■ **DATA FOR THE TASK**
——

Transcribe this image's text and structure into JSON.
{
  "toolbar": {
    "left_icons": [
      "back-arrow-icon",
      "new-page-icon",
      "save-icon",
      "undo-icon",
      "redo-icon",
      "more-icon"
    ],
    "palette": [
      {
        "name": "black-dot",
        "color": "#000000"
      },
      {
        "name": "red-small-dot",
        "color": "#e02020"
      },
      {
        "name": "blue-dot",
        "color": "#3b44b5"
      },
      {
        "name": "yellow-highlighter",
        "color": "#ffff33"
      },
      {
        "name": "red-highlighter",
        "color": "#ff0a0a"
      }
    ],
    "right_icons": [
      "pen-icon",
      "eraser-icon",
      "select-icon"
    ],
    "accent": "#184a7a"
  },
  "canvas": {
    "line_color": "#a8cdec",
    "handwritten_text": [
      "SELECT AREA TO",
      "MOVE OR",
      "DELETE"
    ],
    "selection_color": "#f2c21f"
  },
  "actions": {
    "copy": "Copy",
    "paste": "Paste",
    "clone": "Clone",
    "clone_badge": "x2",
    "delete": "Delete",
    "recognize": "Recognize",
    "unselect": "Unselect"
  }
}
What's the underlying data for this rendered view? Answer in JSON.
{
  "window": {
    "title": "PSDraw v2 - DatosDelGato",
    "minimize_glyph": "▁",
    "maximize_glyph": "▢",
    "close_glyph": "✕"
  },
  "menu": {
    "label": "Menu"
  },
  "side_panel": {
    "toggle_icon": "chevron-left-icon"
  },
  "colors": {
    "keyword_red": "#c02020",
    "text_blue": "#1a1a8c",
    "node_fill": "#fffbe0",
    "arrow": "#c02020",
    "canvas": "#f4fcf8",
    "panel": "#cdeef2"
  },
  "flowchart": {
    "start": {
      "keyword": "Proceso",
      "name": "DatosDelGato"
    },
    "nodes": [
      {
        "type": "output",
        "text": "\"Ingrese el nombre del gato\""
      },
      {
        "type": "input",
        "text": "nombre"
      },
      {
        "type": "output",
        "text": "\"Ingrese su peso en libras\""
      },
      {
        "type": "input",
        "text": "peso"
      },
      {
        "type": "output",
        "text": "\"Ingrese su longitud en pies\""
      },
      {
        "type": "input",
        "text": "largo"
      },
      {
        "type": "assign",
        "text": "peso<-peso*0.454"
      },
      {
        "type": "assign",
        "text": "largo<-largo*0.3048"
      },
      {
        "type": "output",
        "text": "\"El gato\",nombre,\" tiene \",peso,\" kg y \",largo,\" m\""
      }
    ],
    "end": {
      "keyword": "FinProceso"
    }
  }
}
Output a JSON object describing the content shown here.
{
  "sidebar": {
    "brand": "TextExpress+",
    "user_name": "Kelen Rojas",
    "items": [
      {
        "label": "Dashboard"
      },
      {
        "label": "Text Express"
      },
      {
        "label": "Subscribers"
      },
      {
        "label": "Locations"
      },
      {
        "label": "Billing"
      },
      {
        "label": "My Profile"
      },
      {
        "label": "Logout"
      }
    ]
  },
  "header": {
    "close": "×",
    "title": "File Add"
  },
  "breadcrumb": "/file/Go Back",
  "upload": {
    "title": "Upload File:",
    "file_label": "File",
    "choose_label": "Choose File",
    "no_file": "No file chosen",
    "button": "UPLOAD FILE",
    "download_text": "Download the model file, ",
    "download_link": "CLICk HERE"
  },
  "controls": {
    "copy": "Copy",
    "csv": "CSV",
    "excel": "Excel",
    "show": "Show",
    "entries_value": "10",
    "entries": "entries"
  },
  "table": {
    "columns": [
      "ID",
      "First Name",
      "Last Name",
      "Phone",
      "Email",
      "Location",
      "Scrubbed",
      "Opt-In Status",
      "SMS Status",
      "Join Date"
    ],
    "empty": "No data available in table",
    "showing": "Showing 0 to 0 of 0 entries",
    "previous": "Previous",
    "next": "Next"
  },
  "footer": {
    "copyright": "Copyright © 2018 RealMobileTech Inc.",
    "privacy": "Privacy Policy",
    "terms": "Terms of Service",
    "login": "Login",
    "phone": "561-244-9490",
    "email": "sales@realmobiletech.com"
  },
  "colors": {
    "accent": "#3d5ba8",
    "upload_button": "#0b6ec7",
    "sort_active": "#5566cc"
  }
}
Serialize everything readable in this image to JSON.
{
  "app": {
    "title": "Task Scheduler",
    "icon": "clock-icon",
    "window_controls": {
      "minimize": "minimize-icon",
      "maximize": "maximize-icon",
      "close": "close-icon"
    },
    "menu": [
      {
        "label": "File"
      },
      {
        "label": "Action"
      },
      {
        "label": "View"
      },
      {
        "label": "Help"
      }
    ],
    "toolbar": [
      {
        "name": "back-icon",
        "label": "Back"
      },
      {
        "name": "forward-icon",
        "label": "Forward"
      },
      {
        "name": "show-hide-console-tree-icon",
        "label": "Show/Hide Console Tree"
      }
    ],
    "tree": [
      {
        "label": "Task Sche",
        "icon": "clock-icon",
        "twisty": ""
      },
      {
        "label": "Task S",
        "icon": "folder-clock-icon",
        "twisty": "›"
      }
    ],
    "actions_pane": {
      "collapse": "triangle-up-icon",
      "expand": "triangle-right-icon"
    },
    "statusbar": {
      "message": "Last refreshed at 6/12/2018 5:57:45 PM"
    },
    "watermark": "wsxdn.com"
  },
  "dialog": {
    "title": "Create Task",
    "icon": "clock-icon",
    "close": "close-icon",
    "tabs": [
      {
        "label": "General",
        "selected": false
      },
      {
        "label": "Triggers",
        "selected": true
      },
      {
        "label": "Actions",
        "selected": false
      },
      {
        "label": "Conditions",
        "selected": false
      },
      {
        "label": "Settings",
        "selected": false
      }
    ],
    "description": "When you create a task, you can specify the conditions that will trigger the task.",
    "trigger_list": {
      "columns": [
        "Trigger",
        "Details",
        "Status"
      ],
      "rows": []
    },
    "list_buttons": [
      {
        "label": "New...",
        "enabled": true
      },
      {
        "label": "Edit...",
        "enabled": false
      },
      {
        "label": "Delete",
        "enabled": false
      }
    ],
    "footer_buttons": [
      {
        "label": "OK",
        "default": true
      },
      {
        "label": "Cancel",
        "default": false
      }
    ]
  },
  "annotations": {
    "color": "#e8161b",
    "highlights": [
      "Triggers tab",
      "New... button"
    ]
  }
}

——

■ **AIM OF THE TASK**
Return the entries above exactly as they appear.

■ **YOUR SOLUTION**
Transcribe this image's text and structure into JSON.
{
  "toolbar": {
    "left_icons": [
      "back-arrow-icon",
      "new-page-icon",
      "save-icon",
      "undo-icon",
      "redo-icon",
      "more-icon"
    ],
    "palette": [
      {
        "name": "black-dot",
        "color": "#000000"
      },
      {
        "name": "red-small-dot",
        "color": "#e02020"
      },
      {
        "name": "blue-dot",
        "color": "#3b44b5"
      },
      {
        "name": "yellow-highlighter",
        "color": "#ffff33"
      },
      {
        "name": "red-highlighter",
        "color": "#ff0a0a"
      }
    ],
    "right_icons": [
      "pen-icon",
      "eraser-icon",
      "select-icon"
    ],
    "accent": "#184a7a"
  },
  "canvas": {
    "line_color": "#a8cdec",
    "handwritten_text": [
      "SELECT AREA TO",
      "MOVE OR",
      "DELETE"
    ],
    "selection_color": "#f2c21f"
  },
  "actions": {
    "copy": "Copy",
    "paste": "Paste",
    "clone": "Clone",
    "clone_badge": "x2",
    "delete": "Delete",
    "recognize": "Recognize",
    "unselect": "Unselect"
  }
}
What's the underlying data for this rendered view? Answer in JSON.
{
  "window": {
    "title": "PSDraw v2 - DatosDelGato",
    "minimize_glyph": "▁",
    "maximize_glyph": "▢",
    "close_glyph": "✕"
  },
  "menu": {
    "label": "Menu"
  },
  "side_panel": {
    "toggle_icon": "chevron-left-icon"
  },
  "colors": {
    "keyword_red": "#c02020",
    "text_blue": "#1a1a8c",
    "node_fill": "#fffbe0",
    "arrow": "#c02020",
    "canvas": "#f4fcf8",
    "panel": "#cdeef2"
  },
  "flowchart": {
    "start": {
      "keyword": "Proceso",
      "name": "DatosDelGato"
    },
    "nodes": [
      {
        "type": "output",
        "text": "\"Ingrese el nombre del gato\""
      },
      {
        "type": "input",
        "text": "nombre"
      },
      {
        "type": "output",
        "text": "\"Ingrese su peso en libras\""
      },
      {
        "type": "input",
        "text": "peso"
      },
      {
        "type": "output",
        "text": "\"Ingrese su longitud en pies\""
      },
      {
        "type": "input",
        "text": "largo"
      },
      {
        "type": "assign",
        "text": "peso<-peso*0.454"
      },
      {
        "type": "assign",
        "text": "largo<-largo*0.3048"
      },
      {
        "type": "output",
        "text": "\"El gato\",nombre,\" tiene \",peso,\" kg y \",largo,\" m\""
      }
    ],
    "end": {
      "keyword": "FinProceso"
    }
  }
}
Output a JSON object describing the content shown here.
{
  "sidebar": {
    "brand": "TextExpress+",
    "user_name": "Kelen Rojas",
    "items": [
      {
        "label": "Dashboard"
      },
      {
        "label": "Text Express"
      },
      {
        "label": "Subscribers"
      },
      {
        "label": "Locations"
      },
      {
        "label": "Billing"
      },
      {
        "label": "My Profile"
      },
      {
        "label": "Logout"
      }
    ]
  },
  "header": {
    "close": "×",
    "title": "File Add"
  },
  "breadcrumb": "/file/Go Back",
  "upload": {
    "title": "Upload File:",
    "file_label": "File",
    "choose_label": "Choose File",
    "no_file": "No file chosen",
    "button": "UPLOAD FILE",
    "download_text": "Download the model file, ",
    "download_link": "CLICk HERE"
  },
  "controls": {
    "copy": "Copy",
    "csv": "CSV",
    "excel": "Excel",
    "show": "Show",
    "entries_value": "10",
    "entries": "entries"
  },
  "table": {
    "columns": [
      "ID",
      "First Name",
      "Last Name",
      "Phone",
      "Email",
      "Location",
      "Scrubbed",
      "Opt-In Status",
      "SMS Status",
      "Join Date"
    ],
    "empty": "No data available in table",
    "showing": "Showing 0 to 0 of 0 entries",
    "previous": "Previous",
    "next": "Next"
  },
  "footer": {
    "copyright": "Copyright © 2018 RealMobileTech Inc.",
    "privacy": "Privacy Policy",
    "terms": "Terms of Service",
    "login": "Login",
    "phone": "561-244-9490",
    "email": "sales@realmobiletech.com"
  },
  "colors": {
    "accent": "#3d5ba8",
    "upload_button": "#0b6ec7",
    "sort_active": "#5566cc"
  }
}
Serialize everything readable in this image to JSON.
{
  "app": {
    "title": "Task Scheduler",
    "icon": "clock-icon",
    "window_controls": {
      "minimize": "minimize-icon",
      "maximize": "maximize-icon",
      "close": "close-icon"
    },
    "menu": [
      {
        "label": "File"
      },
      {
        "label": "Action"
      },
      {
        "label": "View"
      },
      {
        "label": "Help"
      }
    ],
    "toolbar": [
      {
        "name": "back-icon",
        "label": "Back"
      },
      {
        "name": "forward-icon",
        "label": "Forward"
      },
      {
        "name": "show-hide-console-tree-icon",
        "label": "Show/Hide Console Tree"
      }
    ],
    "tree": [
      {
        "label": "Task Sche",
        "icon": "clock-icon",
        "twisty": ""
      },
      {
        "label": "Task S",
        "icon": "folder-clock-icon",
        "twisty": "›"
      }
    ],
    "actions_pane": {
      "collapse": "triangle-up-icon",
      "expand": "triangle-right-icon"
    },
    "statusbar": {
      "message": "Last refreshed at 6/12/2018 5:57:45 PM"
    },
    "watermark": "wsxdn.com"
  },
  "dialog": {
    "title": "Create Task",
    "icon": "clock-icon",
    "close": "close-icon",
    "tabs": [
      {
        "label": "General",
        "selected": false
      },
      {
        "label": "Triggers",
        "selected": true
      },
      {
        "label": "Actions",
        "selected": false
      },
      {
        "label": "Conditions",
        "selected": false
      },
      {
        "label": "Settings",
        "selected": false
      }
    ],
    "description": "When you create a task, you can specify the conditions that will trigger the task.",
    "trigger_list": {
      "columns": [
        "Trigger",
        "Details",
        "Status"
      ],
      "rows": []
    },
    "list_buttons": [
      {
        "label": "New...",
        "enabled": true
      },
      {
        "label": "Edit...",
        "enabled": false
      },
      {
        "label": "Delete",
        "enabled": false
      }
    ],
    "footer_buttons": [
      {
        "label": "OK",
        "default": true
      },
      {
        "label": "Cancel",
        "default": false
      }
    ]
  },
  "annotations": {
    "color": "#e8161b",
    "highlights": [
      "Triggers tab",
      "New... button"
    ]
  }
}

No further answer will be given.